ML Observability is in its early stages of development today - I think the challenges are ever-evolving. But today’s biggest challenge is how to do observability in a cost-effective way. If you think about it - one of the key features is detecting drift, which means that you need to figure out the distribution of the data that is flowing through inference, which typically means you have to duplicate this data into a data store to calculate this distribution. So, observability potentially would require as much storage and compute as your feature pipeline for the inference… That’s insane! We at WhyLabs came up with a way to capture data distributions (and all key observability statistics) w/o moving data.
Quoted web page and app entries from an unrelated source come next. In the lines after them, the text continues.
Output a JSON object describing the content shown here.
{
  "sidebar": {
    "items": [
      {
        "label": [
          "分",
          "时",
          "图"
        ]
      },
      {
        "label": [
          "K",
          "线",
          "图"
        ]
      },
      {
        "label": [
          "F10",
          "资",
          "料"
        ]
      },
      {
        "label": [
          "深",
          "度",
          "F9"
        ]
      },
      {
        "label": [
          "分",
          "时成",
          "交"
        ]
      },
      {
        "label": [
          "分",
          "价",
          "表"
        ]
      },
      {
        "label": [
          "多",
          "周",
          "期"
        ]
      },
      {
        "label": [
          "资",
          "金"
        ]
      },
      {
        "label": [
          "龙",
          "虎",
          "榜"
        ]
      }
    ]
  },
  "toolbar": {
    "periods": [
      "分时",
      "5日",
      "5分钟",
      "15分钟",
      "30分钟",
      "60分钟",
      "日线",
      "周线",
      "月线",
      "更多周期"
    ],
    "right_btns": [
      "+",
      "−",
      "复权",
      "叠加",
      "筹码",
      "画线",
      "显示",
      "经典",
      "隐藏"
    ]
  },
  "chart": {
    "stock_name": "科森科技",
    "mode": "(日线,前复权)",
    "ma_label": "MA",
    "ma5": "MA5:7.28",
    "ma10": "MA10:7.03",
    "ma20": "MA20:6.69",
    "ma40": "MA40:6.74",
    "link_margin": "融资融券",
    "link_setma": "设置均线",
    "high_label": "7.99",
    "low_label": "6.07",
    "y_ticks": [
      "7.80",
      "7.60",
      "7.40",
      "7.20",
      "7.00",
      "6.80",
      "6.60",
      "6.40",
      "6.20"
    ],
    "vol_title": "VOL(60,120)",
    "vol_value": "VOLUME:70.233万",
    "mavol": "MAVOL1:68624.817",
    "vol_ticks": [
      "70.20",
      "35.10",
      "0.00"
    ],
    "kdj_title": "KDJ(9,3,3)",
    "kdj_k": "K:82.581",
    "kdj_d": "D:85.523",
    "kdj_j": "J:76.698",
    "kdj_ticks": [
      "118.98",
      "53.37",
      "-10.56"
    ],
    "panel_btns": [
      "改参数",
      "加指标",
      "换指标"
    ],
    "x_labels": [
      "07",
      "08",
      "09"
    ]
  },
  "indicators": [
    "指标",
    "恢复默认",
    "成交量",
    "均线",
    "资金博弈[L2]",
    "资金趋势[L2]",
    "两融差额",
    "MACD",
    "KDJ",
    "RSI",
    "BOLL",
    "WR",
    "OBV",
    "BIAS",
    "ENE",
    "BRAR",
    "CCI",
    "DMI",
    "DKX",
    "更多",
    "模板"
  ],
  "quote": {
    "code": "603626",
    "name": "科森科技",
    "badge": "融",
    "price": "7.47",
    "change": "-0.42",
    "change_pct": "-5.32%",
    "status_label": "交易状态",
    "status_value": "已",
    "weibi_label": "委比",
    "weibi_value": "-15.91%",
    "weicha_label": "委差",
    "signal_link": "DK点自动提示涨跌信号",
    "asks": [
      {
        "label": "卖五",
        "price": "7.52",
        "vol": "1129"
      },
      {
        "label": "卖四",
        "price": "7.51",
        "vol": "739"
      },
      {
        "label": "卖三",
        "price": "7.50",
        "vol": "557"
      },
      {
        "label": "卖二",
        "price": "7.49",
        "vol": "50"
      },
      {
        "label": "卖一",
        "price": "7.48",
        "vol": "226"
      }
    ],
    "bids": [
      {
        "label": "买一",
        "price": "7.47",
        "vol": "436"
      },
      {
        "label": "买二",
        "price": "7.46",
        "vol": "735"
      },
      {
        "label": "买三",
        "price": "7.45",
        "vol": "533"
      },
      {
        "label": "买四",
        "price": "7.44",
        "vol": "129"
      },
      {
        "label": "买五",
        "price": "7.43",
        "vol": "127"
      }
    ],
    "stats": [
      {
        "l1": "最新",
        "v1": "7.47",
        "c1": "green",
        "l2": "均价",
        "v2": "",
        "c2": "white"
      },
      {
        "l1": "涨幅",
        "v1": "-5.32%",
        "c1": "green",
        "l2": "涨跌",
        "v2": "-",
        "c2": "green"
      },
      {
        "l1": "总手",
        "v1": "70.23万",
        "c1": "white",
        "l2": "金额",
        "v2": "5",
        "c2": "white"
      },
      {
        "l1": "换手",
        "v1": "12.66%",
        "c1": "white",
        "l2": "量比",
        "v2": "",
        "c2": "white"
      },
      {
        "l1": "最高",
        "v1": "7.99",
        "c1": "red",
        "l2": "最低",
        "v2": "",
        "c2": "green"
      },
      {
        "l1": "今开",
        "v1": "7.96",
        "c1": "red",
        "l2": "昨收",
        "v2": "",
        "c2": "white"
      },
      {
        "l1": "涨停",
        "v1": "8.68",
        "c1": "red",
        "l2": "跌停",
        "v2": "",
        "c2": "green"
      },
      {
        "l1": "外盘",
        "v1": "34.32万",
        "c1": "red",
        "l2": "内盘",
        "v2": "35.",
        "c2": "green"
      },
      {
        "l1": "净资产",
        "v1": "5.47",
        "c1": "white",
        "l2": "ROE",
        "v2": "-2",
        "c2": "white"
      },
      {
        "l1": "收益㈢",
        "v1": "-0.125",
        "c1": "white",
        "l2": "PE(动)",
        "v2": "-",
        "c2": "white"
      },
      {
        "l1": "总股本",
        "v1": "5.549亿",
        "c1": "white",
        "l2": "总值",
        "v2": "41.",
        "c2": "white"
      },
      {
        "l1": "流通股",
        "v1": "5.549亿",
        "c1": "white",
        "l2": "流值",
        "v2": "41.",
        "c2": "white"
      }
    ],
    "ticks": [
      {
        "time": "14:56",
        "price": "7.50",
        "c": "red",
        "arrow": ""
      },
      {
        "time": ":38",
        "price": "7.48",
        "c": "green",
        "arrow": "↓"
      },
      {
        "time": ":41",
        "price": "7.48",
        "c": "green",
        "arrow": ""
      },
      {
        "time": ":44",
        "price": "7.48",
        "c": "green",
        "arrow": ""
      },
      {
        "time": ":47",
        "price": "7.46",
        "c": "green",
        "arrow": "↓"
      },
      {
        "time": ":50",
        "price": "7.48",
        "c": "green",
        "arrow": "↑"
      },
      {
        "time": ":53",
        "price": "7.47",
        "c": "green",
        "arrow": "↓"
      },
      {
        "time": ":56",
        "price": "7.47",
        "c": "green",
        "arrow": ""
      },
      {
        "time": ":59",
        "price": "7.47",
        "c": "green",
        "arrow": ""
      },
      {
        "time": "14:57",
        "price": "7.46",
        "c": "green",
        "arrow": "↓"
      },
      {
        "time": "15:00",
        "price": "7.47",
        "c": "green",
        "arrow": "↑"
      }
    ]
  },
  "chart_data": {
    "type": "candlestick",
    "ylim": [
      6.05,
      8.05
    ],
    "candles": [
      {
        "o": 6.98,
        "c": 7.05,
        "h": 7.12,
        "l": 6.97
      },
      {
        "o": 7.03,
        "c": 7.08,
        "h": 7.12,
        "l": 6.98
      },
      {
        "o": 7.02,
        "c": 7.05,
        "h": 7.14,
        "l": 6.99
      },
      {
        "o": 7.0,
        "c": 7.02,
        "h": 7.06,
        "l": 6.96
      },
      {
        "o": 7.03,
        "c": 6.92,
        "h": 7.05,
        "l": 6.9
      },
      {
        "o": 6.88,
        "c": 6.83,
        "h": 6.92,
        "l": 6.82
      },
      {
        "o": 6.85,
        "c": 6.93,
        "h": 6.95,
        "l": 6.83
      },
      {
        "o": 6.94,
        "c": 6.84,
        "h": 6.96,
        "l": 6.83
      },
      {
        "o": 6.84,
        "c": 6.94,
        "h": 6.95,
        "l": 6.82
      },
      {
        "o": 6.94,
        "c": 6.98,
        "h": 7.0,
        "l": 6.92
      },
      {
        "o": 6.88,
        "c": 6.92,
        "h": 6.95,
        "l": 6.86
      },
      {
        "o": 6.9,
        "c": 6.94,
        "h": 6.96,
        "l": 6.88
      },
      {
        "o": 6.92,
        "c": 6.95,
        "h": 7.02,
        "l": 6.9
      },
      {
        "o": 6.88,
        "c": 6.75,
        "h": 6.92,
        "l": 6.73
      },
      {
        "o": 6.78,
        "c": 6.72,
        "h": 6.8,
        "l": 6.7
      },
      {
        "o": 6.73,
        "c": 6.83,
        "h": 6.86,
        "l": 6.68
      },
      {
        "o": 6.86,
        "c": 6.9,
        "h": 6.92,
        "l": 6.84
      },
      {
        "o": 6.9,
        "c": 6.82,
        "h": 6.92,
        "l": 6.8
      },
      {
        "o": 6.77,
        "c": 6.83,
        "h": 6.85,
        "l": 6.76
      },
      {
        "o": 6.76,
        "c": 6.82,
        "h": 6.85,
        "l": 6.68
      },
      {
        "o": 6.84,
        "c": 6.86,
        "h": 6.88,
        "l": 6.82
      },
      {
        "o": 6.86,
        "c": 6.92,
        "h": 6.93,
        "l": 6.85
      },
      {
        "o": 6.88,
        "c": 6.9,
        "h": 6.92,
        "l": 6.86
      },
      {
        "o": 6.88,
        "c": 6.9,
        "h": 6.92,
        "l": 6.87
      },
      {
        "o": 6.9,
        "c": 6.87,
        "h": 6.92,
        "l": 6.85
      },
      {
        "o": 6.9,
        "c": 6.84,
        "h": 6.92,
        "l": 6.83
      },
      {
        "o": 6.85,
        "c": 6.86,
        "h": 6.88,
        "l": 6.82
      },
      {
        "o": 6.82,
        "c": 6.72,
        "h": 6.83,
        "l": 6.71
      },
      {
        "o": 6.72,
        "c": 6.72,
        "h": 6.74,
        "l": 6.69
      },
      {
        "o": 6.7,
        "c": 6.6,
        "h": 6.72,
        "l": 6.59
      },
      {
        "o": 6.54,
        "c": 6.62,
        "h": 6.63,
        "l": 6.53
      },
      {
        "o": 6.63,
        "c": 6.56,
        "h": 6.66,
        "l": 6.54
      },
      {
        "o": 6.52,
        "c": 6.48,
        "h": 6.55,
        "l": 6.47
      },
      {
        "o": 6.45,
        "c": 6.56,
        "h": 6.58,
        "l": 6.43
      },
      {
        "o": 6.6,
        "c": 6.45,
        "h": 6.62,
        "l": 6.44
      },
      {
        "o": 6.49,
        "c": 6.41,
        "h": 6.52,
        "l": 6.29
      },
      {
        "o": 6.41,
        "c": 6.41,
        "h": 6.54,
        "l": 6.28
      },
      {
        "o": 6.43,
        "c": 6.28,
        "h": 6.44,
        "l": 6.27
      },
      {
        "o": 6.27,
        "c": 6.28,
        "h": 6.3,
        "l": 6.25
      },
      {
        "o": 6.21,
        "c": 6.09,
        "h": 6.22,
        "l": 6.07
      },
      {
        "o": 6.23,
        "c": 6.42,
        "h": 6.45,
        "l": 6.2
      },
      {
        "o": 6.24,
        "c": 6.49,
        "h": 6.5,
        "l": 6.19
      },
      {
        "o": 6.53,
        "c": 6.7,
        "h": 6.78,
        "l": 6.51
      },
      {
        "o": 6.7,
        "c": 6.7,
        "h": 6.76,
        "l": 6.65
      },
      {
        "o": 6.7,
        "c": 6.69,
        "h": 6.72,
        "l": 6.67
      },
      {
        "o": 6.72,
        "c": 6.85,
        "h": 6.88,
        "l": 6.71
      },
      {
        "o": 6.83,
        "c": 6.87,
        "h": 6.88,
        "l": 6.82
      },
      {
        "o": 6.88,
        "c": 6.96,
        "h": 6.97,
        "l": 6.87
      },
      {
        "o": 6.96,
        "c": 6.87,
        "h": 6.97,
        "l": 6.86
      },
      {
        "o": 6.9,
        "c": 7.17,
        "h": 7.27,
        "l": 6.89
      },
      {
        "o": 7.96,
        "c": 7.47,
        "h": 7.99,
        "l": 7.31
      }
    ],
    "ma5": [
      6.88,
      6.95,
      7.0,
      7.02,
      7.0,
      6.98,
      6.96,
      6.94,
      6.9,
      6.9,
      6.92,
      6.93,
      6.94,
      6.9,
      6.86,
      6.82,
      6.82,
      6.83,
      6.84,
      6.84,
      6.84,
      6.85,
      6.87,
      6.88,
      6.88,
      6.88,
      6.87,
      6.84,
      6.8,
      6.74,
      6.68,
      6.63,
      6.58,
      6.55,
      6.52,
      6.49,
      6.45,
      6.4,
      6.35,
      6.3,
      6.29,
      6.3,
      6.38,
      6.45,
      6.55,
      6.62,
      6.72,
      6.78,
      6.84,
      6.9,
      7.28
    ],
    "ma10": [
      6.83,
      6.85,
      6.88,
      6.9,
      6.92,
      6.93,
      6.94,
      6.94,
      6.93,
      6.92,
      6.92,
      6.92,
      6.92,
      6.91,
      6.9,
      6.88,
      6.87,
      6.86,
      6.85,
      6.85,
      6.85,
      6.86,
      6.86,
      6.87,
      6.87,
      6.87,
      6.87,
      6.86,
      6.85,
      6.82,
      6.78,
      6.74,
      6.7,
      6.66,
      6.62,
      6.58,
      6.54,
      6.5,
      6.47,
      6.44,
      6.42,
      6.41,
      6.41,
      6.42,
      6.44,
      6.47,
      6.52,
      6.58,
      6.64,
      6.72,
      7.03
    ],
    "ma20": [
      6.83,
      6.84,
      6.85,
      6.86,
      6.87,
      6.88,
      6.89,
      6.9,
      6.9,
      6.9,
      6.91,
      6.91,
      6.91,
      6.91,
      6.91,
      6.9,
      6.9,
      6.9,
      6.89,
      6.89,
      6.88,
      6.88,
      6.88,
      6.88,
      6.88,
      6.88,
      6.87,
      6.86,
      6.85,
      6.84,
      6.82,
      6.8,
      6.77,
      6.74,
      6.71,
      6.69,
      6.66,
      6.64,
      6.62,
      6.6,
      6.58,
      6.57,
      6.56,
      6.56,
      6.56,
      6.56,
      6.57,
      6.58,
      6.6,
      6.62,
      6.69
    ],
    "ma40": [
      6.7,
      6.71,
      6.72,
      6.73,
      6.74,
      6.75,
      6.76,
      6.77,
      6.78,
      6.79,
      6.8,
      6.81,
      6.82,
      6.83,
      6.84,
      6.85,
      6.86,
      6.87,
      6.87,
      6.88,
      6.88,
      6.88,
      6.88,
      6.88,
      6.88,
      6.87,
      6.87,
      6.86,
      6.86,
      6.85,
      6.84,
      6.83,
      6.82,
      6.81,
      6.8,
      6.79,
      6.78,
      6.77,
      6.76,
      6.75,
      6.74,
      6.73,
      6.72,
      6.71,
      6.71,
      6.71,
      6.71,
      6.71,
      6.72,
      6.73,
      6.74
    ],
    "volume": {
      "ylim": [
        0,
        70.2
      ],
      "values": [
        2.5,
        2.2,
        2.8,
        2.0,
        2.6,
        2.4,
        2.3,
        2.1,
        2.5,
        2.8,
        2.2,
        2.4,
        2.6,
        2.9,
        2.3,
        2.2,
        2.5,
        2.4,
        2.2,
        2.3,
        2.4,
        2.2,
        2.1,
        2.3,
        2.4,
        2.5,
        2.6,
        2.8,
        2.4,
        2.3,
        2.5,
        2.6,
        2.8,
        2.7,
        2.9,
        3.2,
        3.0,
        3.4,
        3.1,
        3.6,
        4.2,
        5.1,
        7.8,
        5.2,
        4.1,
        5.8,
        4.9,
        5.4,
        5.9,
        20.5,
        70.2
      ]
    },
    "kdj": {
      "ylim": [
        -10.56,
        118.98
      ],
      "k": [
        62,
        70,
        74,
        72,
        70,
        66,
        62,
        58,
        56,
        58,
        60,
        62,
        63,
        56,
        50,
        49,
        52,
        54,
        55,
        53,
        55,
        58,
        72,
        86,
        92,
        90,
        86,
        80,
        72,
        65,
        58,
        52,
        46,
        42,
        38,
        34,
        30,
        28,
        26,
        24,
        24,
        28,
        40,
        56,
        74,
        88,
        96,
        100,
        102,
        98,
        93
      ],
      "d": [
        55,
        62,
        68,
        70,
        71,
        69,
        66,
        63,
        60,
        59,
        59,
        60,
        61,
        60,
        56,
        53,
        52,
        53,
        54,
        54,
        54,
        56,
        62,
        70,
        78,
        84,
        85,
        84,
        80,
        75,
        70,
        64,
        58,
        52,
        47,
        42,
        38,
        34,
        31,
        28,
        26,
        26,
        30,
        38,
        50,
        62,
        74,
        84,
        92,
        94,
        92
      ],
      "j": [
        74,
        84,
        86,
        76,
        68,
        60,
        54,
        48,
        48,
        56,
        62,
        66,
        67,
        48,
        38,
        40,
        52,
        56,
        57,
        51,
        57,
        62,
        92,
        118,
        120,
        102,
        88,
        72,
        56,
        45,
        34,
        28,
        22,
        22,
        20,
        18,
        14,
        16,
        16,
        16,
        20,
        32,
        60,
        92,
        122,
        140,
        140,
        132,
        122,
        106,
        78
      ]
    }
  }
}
We built an agent (https://github.com/whylabs/whylogs) that scans data wherever it’s already flowing, which has a few huge benefits:
• Privacy: No data duplication needed
• Accuracy: No sampling, data stats are always based on 100% of the data, so no sampling biases (because agent uses streaming algos to calculate the stats, so it handles data super effectively and doesn’t need to see all the data to build the stats)
• Cost effectiveness: No need to move, store, compute data in a separate environment.
Typically the need for a monitoring solution arises in the ML Platform team or in a ML/Data Science team that builds models. These teams are composed of very talented engineers who love building tools. So the first instinct of the team is to build their own monitoring solution, because they believe only the home-built solution can accommodate their unique infrastructure and requirements. There are two challenges that come up once the barebones solution is built:
• Ongoing maintenance: your monitoring system should be more reliable than your production system. Because monitoring has to catch issues in production, so it can’t “fail” along with the “production”, or it’s useless. This is where teams begin to need a dedicated group that would be supporting this monitoring solution, which gets expensive very fast.
• Features: Observability needs are evolving fast, driven by both infra changes and types of ML models that the organization is launching. So you find yourself needing to add features continuously to support the growing use cases. Again, that requires the internal team to grow fast.
Some of our community implements response monitoring using Prometheus as the first step to model observability. How far do you think this solution will scale until they have to integrate with more complete AI observability tools like Whylogs.
Prometheus is a great first step! It is built for monitoring traditional software applications, so it doesn’t support things like:
• Data distributions for continuous: there is limited support that relies on static bucketing and you have to pick the right bucketing mechanism
• Data distributions for discrete: there is no support for tracking your discrete distribution
• Performance metrics:things like confusion matrices are not supported, which is a common use case
I would say, once you have demonstrated the value of monitoring through Prometheus, it’s a good time to look into dedicated ML monitoring =)
* The discussion was lightly edited for better readability.